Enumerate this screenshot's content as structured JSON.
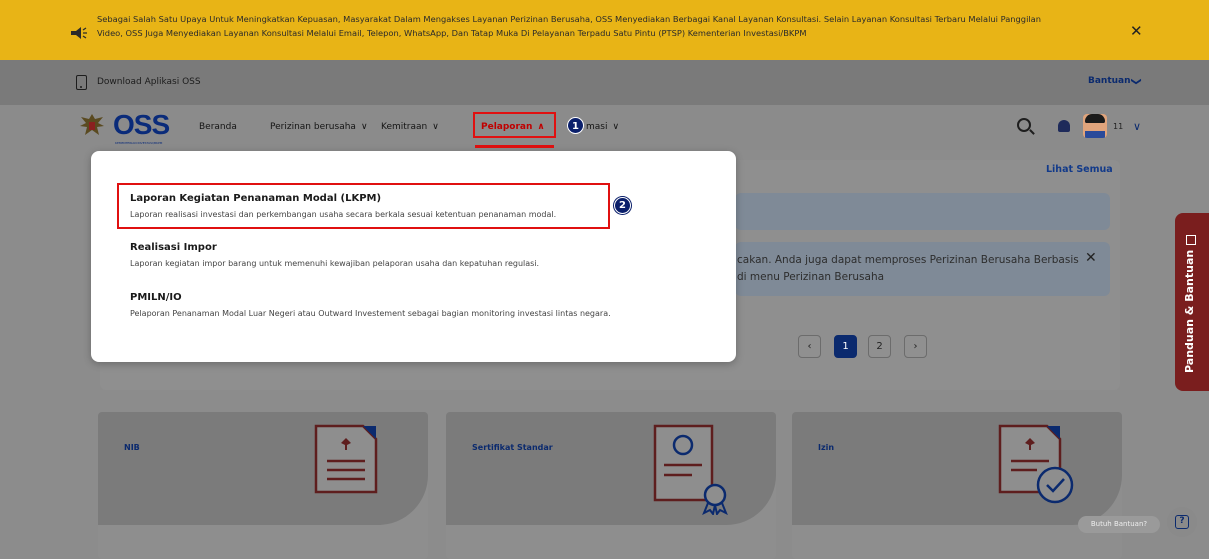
{
  "banner": {
    "text": "Sebagai Salah Satu Upaya Untuk Meningkatkan Kepuasan, Masyarakat Dalam Mengakses Layanan Perizinan Berusaha, OSS Menyediakan Berbagai Kanal Layanan Konsultasi. Selain Layanan Konsultasi Terbaru Melalui Panggilan Video, OSS Juga Menyediakan Layanan Konsultasi Melalui Email, Telepon, WhatsApp, Dan Tatap Muka Di Pelayanan Terpadu Satu Pintu (PTSP) Kementerian Investasi/BKPM",
    "close": "✕",
    "background": "#e8b416"
  },
  "topbar": {
    "download_label": "Download Aplikasi OSS",
    "help_label": "Bantuan",
    "help_chevron": "❯"
  },
  "nav": {
    "logo": "OSS",
    "logo_sub": "KEMENTERIAN INVESTASI/BKPM",
    "items": [
      {
        "label": "Beranda"
      },
      {
        "label": "Perizinan berusaha",
        "chevron": "∨"
      },
      {
        "label": "Kemitraan",
        "chevron": "∨"
      },
      {
        "label": "Pelaporan",
        "chevron": "∧"
      },
      {
        "label": "masi",
        "chevron": "∨"
      }
    ],
    "username": "11",
    "user_chevron": "∨",
    "accent": "#e01010",
    "brand": "#0b2a6e"
  },
  "badges": {
    "one": "1",
    "two": "2"
  },
  "dropdown": {
    "items": [
      {
        "title": "Laporan Kegiatan Penanaman Modal (LKPM)",
        "desc": "Laporan realisasi investasi dan perkembangan usaha secara berkala sesuai ketentuan penanaman modal."
      },
      {
        "title": "Realisasi Impor",
        "desc": "Laporan kegiatan impor barang untuk memenuhi kewajiban pelaporan usaha dan kepatuhan regulasi."
      },
      {
        "title": "PMILN/IO",
        "desc": "Pelaporan Penanaman Modal Luar Negeri atau Outward Investement sebagai bagian monitoring investasi lintas negara."
      }
    ]
  },
  "content": {
    "lihat_semua": "Lihat Semua",
    "info_line1": "cakan. Anda juga dapat memproses Perizinan Berusaha Berbasis",
    "info_line2": "di menu Perizinan Berusaha",
    "info_close": "✕",
    "pagination": {
      "prev": "‹",
      "pages": [
        "1",
        "2"
      ],
      "next": "›",
      "current": "1"
    }
  },
  "cards": [
    {
      "label": "NIB",
      "icon": "document-garuda-icon"
    },
    {
      "label": "Sertifikat Standar",
      "icon": "certificate-icon"
    },
    {
      "label": "Izin",
      "icon": "document-check-icon"
    }
  ],
  "sidetab": {
    "label": "Panduan & Bantuan"
  },
  "help_bubble": "Butuh Bantuan?",
  "help_button": "?"
}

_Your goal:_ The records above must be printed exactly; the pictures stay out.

_Answer for this exercise:_
Enumerate this screenshot's content as structured JSON.
{
  "banner": {
    "text": "Sebagai Salah Satu Upaya Untuk Meningkatkan Kepuasan, Masyarakat Dalam Mengakses Layanan Perizinan Berusaha, OSS Menyediakan Berbagai Kanal Layanan Konsultasi. Selain Layanan Konsultasi Terbaru Melalui Panggilan Video, OSS Juga Menyediakan Layanan Konsultasi Melalui Email, Telepon, WhatsApp, Dan Tatap Muka Di Pelayanan Terpadu Satu Pintu (PTSP) Kementerian Investasi/BKPM",
    "close": "✕",
    "background": "#e8b416"
  },
  "topbar": {
    "download_label": "Download Aplikasi OSS",
    "help_label": "Bantuan",
    "help_chevron": "❯"
  },
  "nav": {
    "logo": "OSS",
    "logo_sub": "KEMENTERIAN INVESTASI/BKPM",
    "items": [
      {
        "label": "Beranda"
      },
      {
        "label": "Perizinan berusaha",
        "chevron": "∨"
      },
      {
        "label": "Kemitraan",
        "chevron": "∨"
      },
      {
        "label": "Pelaporan",
        "chevron": "∧"
      },
      {
        "label": "masi",
        "chevron": "∨"
      }
    ],
    "username": "11",
    "user_chevron": "∨",
    "accent": "#e01010",
    "brand": "#0b2a6e"
  },
  "badges": {
    "one": "1",
    "two": "2"
  },
  "dropdown": {
    "items": [
      {
        "title": "Laporan Kegiatan Penanaman Modal (LKPM)",
        "desc": "Laporan realisasi investasi dan perkembangan usaha secara berkala sesuai ketentuan penanaman modal."
      },
      {
        "title": "Realisasi Impor",
        "desc": "Laporan kegiatan impor barang untuk memenuhi kewajiban pelaporan usaha dan kepatuhan regulasi."
      },
      {
        "title": "PMILN/IO",
        "desc": "Pelaporan Penanaman Modal Luar Negeri atau Outward Investement sebagai bagian monitoring investasi lintas negara."
      }
    ]
  },
  "content": {
    "lihat_semua": "Lihat Semua",
    "info_line1": "cakan. Anda juga dapat memproses Perizinan Berusaha Berbasis",
    "info_line2": "di menu Perizinan Berusaha",
    "info_close": "✕",
    "pagination": {
      "prev": "‹",
      "pages": [
        "1",
        "2"
      ],
      "next": "›",
      "current": "1"
    }
  },
  "cards": [
    {
      "label": "NIB",
      "icon": "document-garuda-icon"
    },
    {
      "label": "Sertifikat Standar",
      "icon": "certificate-icon"
    },
    {
      "label": "Izin",
      "icon": "document-check-icon"
    }
  ],
  "sidetab": {
    "label": "Panduan & Bantuan"
  },
  "help_bubble": "Butuh Bantuan?",
  "help_button": "?"
}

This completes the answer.